Move over, Jumeira Jane – make way for New Dubai Nikita

Jumeira Janes

Every city has it’s equivalent of a Jumeira Jane. In Dubai, a Jumeira Jane is the typical well-heeled (usually Western) expat who drives an SUV, drops her kids at school and heads straight to the gym, and then spends the rest of the day attending coffee mornings and leisurely brunches. Jumeira is a coastal area in Dubai favoured by affluent expats, with villas in many architectural styles and hotels along the beachfront.

Jumeira villas

Now that Dubai has expanded, Jumeira is no longer the hottest residence. The new areas make up what is now called New Dubai, comprising low-lying residential areas surrounded by lakes, meadows or golf courses, as well as high-rise properties, some overlooking the Arabian Sea. The beautiful people have now made this their home.

Enter the new version of Jumeira Jane, New Dubai Nikita. She is gorgeous, always in designer clothes, brunching with her friends at the trendiest restaurants (always organic and gluten-free if you please), and throws the smartest parties. She can be of any nationality.

Know someone like this? I’m sure you can point out a few, or perhaps YOU are one.

But before you think I am passing judgment, let me add that this is stereotyping to the nth degree.

It is a total disservice to New Dubai Nikita to label her a fluff-head. This new brand of Dubai womanhood is not a woman who plays second fiddle. She may be the owner of her own successful business, or work on an equal footing with her tycoon husband; she may be a high-flying professional working in a large corporate, or in the educational or hospitality sector.

Or Nikita may not be any of these. She may be like the erstwhile Jumeira Jane. If her husband gives her platinum-edged credit cards, and if she wants to spend her time at hair or tanning saloons or make visits to the plastic surgeon for a nip n tuck, SO WHAT? That doesn’t make her a fluff-head.

Nikita can be either of these women and exciting and interesting in her own way.

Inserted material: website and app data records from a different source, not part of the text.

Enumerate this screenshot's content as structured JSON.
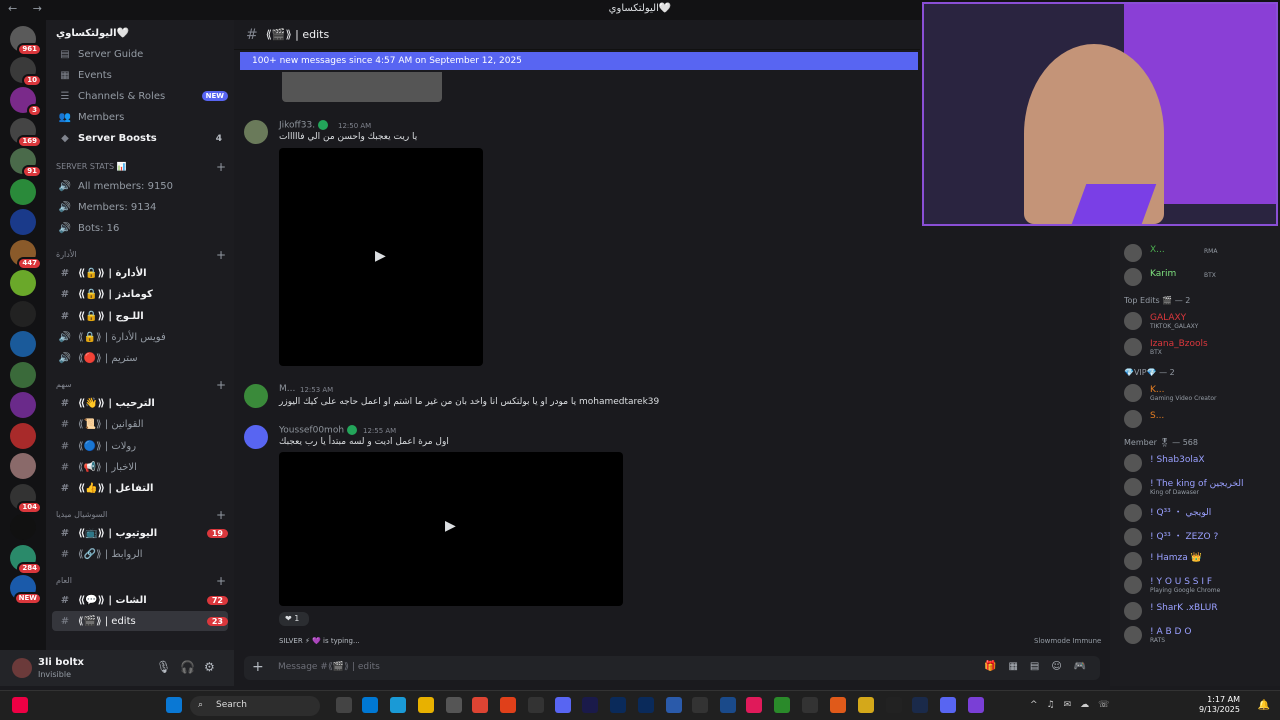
{
  "window": {
    "title": "اليولتكساوي🤍"
  },
  "server": {
    "name": "اليولتكساوي🤍",
    "top_items": [
      {
        "label": "Server Guide",
        "icon": "book-icon"
      },
      {
        "label": "Events",
        "icon": "calendar-icon"
      },
      {
        "label": "Channels & Roles",
        "icon": "list-icon",
        "tag": "NEW"
      },
      {
        "label": "Members",
        "icon": "people-icon"
      },
      {
        "label": "Server Boosts",
        "icon": "boost-icon",
        "count": "4"
      }
    ],
    "stats_category": "SERVER STATS 📊",
    "stats": [
      {
        "label": "All members: 9150"
      },
      {
        "label": "Members: 9134"
      },
      {
        "label": "Bots: 16"
      }
    ],
    "cat1": "الأدارة",
    "cat1_channels": [
      "⟪🔒⟫ | الأدارة",
      "⟪🔒⟫ | كوماندز",
      "⟪🔒⟫ | اللـوج",
      "⟪🔒⟫ | فويس الأدارة",
      "⟪🔴⟫ | ستريم"
    ],
    "cat2": "سهم",
    "cat2_channels": [
      "⟪👋⟫ | الترحيب",
      "⟪📜⟫ | القوانين",
      "⟪🔵⟫ | رولات",
      "⟪📢⟫ | الاخبار",
      "⟪👍⟫ | التفاعل"
    ],
    "cat3": "السوشيال ميديا",
    "cat3_channels": [
      {
        "label": "⟪📺⟫ | اليوتيوب",
        "count": "19"
      },
      {
        "label": "⟪🔗⟫ | الروابط"
      }
    ],
    "cat4": "العام",
    "cat4_channels": [
      {
        "label": "⟪💬⟫ | الشات",
        "count": "72"
      },
      {
        "label": "⟪🎬⟫ | edits",
        "count": "23"
      }
    ]
  },
  "servers": [
    {
      "badge": "961",
      "color": "#5a5a5a"
    },
    {
      "badge": "10",
      "color": "#3a3a3a"
    },
    {
      "badge": "3",
      "color": "#7a2a8a"
    },
    {
      "badge": "169",
      "color": "#444"
    },
    {
      "badge": "91",
      "color": "#4a6a4a"
    },
    {
      "badge": "",
      "color": "#2a8a3a"
    },
    {
      "badge": "",
      "color": "#1a3a8a"
    },
    {
      "badge": "447",
      "color": "#8a5a2a"
    },
    {
      "badge": "",
      "color": "#6aa82a"
    },
    {
      "badge": "",
      "color": "#222"
    },
    {
      "badge": "",
      "color": "#1a5a9a"
    },
    {
      "badge": "",
      "color": "#3a6a3a"
    },
    {
      "badge": "",
      "color": "#6a2a8a"
    },
    {
      "badge": "",
      "color": "#a82a2a"
    },
    {
      "badge": "",
      "color": "#8a6a6a"
    },
    {
      "badge": "104",
      "color": "#333"
    },
    {
      "badge": "",
      "color": "#111"
    },
    {
      "badge": "284",
      "color": "#2a8a6a"
    },
    {
      "badge": "NEW",
      "color": "#1a5aaa"
    }
  ],
  "user": {
    "name": "3li boltx",
    "status": "Invisible"
  },
  "chat": {
    "channel": "⟪🎬⟫ | edits",
    "new_messages": "100+ new messages since 4:57 AM on September 12, 2025",
    "messages": [
      {
        "author": "Jikoff33.",
        "time": "12:50 AM",
        "text": "يا ريت يعجبك واحسن من الي فااااات",
        "avatar": "#6a7a5a"
      },
      {
        "author": "M...",
        "time": "12:53 AM",
        "text": "يا مودر او يا بولتكس انا واخد بان من غير ما اشتم او اعمل حاجه على كيك اليوزر mohamedtarek39",
        "avatar": "#3a8a3a"
      },
      {
        "author": "Youssef00moh",
        "time": "12:55 AM",
        "text": "اول مرة اعمل اديت و لسه مبتدأ يا رب يعجبك",
        "avatar": "#5865f2"
      }
    ],
    "reaction_count": "1",
    "typing": "SILVER ⚡ 💜 is typing...",
    "slowmode": "Slowmode Immune",
    "composer_placeholder": "Message #⟪🎬⟫ | edits"
  },
  "members": {
    "top": [
      {
        "name": "X...",
        "tag": "RMA",
        "color": "#4caf50"
      },
      {
        "name": "Karim",
        "tag": "BTX",
        "color": "#7ee07e"
      }
    ],
    "groups": [
      {
        "title": "Top Edits 🎬 — 2",
        "items": [
          {
            "name": "GALAXY",
            "status": "TIKTOK_GALAXY",
            "color": "#da373c"
          },
          {
            "name": "Izana_Bzools",
            "status": "BTX",
            "color": "#da373c"
          }
        ]
      },
      {
        "title": "💎VIP💎 — 2",
        "items": [
          {
            "name": "K...",
            "status": "Gaming Video Creator",
            "color": "#e67e22"
          },
          {
            "name": "S...",
            "status": "",
            "color": "#e67e22"
          }
        ]
      },
      {
        "title": "Member 🎖 — 568",
        "items": [
          {
            "name": "! Shab3olaX",
            "status": "",
            "color": "#9aa0ff"
          },
          {
            "name": "! The king of الخريجين",
            "status": "King of Dawaser",
            "color": "#9aa0ff"
          },
          {
            "name": "! Q³³ ・ الويجي",
            "status": "",
            "color": "#9aa0ff"
          },
          {
            "name": "! Q³³ ・ ZEZO ?",
            "status": "",
            "color": "#9aa0ff"
          },
          {
            "name": "! Hamza 👑",
            "status": "",
            "color": "#9aa0ff"
          },
          {
            "name": "! Y O U S S I F",
            "status": "Playing Google Chrome",
            "color": "#9aa0ff"
          },
          {
            "name": "! SharK .xBLUR",
            "status": "",
            "color": "#9aa0ff"
          },
          {
            "name": "! A B D O",
            "status": "RATS",
            "color": "#9aa0ff"
          }
        ]
      }
    ]
  },
  "taskbar": {
    "search": "Search",
    "time": "1:17 AM",
    "date": "9/13/2025"
  }
}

New Dubai Nikita, three cheers for you! You are the new epitome of Dubai womanhood.

Businesswoman Nikita
Fashionista Nikita